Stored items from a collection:
• • • •

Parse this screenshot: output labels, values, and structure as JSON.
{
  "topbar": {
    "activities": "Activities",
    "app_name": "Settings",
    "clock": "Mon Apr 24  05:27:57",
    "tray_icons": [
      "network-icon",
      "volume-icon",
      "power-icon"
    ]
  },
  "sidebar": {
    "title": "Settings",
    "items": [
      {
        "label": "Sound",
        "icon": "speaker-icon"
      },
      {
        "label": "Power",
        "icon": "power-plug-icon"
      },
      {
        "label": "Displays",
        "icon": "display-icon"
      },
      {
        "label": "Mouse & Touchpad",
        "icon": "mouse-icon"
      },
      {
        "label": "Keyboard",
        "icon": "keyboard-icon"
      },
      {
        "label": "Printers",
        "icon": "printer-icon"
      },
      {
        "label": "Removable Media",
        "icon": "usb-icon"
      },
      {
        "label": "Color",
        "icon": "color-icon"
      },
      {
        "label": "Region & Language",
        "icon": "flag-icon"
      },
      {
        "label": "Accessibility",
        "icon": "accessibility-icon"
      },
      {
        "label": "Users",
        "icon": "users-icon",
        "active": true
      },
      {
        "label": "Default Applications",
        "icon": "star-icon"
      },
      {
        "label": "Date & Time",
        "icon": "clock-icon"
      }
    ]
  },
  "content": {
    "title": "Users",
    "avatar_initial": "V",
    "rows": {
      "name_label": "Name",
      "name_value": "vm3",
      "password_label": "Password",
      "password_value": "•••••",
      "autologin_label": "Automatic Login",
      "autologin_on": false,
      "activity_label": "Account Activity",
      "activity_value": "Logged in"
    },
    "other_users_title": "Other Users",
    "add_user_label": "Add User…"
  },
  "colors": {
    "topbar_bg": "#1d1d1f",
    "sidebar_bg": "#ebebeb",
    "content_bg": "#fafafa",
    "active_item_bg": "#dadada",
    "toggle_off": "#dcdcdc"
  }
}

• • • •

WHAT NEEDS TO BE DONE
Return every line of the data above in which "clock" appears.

REPLY TO THE TASK
    "clock": "Mon Apr 24  05:27:57",
        "icon": "clock-icon"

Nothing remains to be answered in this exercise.